NPR ran an article on their website this week entitled "End Of Days For Bookstores? Not If They Can Help It", that brought into question the chances for independent bookstores continuing their existence in a digital age. With Borders posting a $74 million loss just in the third quarter of this year, what chance is there for the independent book sellers? The 2000 pound gorilla sitting in the living room of eBook sales cutting into print profits also makes the outlook for independents grim. With all of the gloom and doom the article's summary was, "All bookstore owners know that the digital future is now. It's up to them to work it in a way that keeps their doors open and their shelves filled with actual books."
Like the mechanic said after taking a look at your broken radiator hose, "there's your problem"...The problem facing most retailers is paying for the big three operational costs: inventory, facility related costs, and labor. In order to make a profitable retail venture, one must exceed the investments in each of these areas. (I realize this is no great revelation to those who have run retail businesses, but bear with me for those unfamiliar with retail operations.) The catch-22 of retail operations is that one is always guessing. A retailer has "X" amount of square footage to fill with "Y" amount of inventory. The guessing game is which inventory to buy and in what quantities one fills that space with. The more items one has in their inventory, there is a greater chance a customer will find something in one's store to purchase. The flip side is that the more items one has for sale, the more square footage one needs to display those products. The more square footage one has, there are higher facility related costs.
The big box chains, like Borders and Barnes and Noble, made the gamble that having tons of inventory in large stores would increase sales to a point their stores could be profitable. Smaller independent booksellers either have to specialize in a niche market or make very good inventory guesses with smaller square footage. Should either category of booksellers find they're not coving their big three operating costs, efforts were made to increase sales through: price reductions, loyalty programs, books signings, and other promotional endeavors. Due to the encroachment of eBooks and other digital editions on print sales, there is little chance in the future that the increasing sales tactics will cover the big three operational costs.

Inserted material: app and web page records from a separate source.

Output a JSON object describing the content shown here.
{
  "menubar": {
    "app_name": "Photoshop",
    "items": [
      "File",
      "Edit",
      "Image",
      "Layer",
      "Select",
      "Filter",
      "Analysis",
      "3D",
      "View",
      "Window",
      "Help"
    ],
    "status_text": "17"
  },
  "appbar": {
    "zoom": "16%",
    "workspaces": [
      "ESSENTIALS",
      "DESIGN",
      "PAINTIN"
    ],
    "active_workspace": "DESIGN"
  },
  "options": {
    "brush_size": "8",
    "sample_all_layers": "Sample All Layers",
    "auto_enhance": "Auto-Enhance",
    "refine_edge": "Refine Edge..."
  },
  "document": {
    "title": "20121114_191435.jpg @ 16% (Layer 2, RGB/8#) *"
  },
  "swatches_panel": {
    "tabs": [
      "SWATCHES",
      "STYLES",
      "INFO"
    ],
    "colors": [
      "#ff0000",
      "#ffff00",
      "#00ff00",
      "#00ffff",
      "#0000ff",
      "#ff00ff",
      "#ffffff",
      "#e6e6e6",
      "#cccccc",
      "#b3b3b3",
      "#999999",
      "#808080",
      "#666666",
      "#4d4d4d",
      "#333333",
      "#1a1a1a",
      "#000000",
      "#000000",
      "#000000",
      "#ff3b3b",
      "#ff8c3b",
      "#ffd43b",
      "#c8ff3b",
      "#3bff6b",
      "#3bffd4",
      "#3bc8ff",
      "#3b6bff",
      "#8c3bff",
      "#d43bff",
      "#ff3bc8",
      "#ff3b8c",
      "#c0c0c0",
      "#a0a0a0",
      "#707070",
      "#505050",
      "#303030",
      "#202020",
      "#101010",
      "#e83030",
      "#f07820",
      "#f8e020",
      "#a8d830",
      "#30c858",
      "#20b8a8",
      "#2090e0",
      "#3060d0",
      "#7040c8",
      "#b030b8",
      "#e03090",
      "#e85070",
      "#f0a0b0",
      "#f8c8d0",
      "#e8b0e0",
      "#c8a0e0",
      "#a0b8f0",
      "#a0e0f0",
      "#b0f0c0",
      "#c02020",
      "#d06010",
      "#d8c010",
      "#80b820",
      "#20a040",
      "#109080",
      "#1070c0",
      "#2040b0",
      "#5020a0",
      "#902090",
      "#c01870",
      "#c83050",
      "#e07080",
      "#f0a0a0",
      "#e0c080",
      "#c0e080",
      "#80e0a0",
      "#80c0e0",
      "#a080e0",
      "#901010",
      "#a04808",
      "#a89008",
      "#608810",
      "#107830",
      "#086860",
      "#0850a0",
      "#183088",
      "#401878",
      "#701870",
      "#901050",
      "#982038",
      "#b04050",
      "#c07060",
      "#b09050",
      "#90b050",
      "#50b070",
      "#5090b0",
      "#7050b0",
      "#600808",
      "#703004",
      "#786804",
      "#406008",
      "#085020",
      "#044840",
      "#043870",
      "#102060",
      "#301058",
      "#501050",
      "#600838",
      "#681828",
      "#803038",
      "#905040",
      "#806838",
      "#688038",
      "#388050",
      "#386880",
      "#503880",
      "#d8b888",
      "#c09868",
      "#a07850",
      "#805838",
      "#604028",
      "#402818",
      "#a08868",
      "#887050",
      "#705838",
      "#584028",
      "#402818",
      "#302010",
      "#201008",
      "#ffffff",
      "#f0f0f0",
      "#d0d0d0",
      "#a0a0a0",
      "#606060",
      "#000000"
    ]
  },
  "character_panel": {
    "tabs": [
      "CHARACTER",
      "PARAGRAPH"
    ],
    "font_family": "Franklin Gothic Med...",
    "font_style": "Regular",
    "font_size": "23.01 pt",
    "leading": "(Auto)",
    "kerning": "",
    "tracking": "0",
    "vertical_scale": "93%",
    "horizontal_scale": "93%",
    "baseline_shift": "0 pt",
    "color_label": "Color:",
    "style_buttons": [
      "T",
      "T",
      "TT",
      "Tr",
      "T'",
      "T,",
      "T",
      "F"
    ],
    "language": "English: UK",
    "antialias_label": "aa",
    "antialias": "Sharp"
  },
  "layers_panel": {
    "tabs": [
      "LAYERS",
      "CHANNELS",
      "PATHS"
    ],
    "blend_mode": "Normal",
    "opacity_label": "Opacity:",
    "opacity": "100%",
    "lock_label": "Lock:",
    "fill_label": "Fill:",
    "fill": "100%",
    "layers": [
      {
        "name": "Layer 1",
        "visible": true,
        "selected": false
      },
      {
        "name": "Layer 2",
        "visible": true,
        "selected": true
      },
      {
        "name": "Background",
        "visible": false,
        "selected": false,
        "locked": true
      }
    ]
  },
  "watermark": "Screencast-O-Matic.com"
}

If increasing sales isn't the answer for independent bookseller to survive in the digital age, there must be a dramatic reduction in one or more of these "big three" cost factors. To achieve cost savings in one of these areas, booksellers are going to have to create of fusion of the comforts an old fashioned bookstore with the digital age.
A number of bookstores have done this with an Espresso Printing Press. Espresso type machines have formed the backbone of the print on demand industry. With the size of a 1970's Xerox station, the Espresso can print out a prefect bound book in a matter of minutes. The ability to print a book in-house dramatically reduces the need to invest in inventory. A bookseller also has access to thousands of more books, via on line catalogues, than they could have ever previously stocked on their shelves. Bookstores would need a fraction of the space in which they operate in now. The space savings would translate into lower facility costs and higher profits after the initial equipment was amortized out. With an investment of around $120,000 the Espresso technology could be the savior for independent bookstores to survive in the digital age.
One model for an Espresso fueled independent is selling used books. The thought of selling used books is anathema to most new book retailers. However, there are merits to creating an Espresso fueled used book store. Let's say that Joe's Books decided tomorrow to buy an Espresso Machine, and has a five year lease on his retail space. Joe still has all of his old inventory on hand and starts taking books in trade from his customers. To keep the math simple, for every $2 retail trades Joe takes he will give $1 in store credit. With every trade Joe is increasing his inventory and reducing his existing inventory's cash costs. Joe might even give bonus credit to customers that bought new books printed on his brand new Espresso Machine as a loyalty component to his services. With enough savvy book trades, Joe's cash outlay for inventory will approach zero. Joe's customers have the experience of browsing the shelves for books and they can still buy new books via the Espresso printing process.
Another profit enhancer for Joe is taking special orders. Let's say there is a book festival in town next month. Joe contacts one of the publishers that will be represented at the festival. He offers to print all of the stock the publisher will need for festival selling at near wholesale costs. The publisher reduces his transportation costs for shipping books to the festival site. The publishing company comes away with an ace in the hole for dealing with our independent. Joe can print additional copies for the publisher during the weekend's festivities to cover any out of stocks. Everyone wins and our independent bookseller stays in business for another day.
The Espresso fueled bookstore model is not without its disadvantages. One could lose an entire days worth of sales with a downed machine. Plus the initial investment in the equipment is daunting for many independents. Customers might not take to the thought of going into a bookstore that is more like a Kinkos than a their traditional conception of a bookseller.
No matter if Espresso printing technology is the answer to bookseller's woes, a paradigm shift has to happen on the retail end of the book trade. The universe of publishing has changed dramatically over the last year and the trickle down to brick and mortar stores was inevitable. With these changes, the retail book industry should be looking for pioneers instead of licking their wounds. If the industry does not look for innovations, independent and big box booksellers are destine to go the way of the dodo.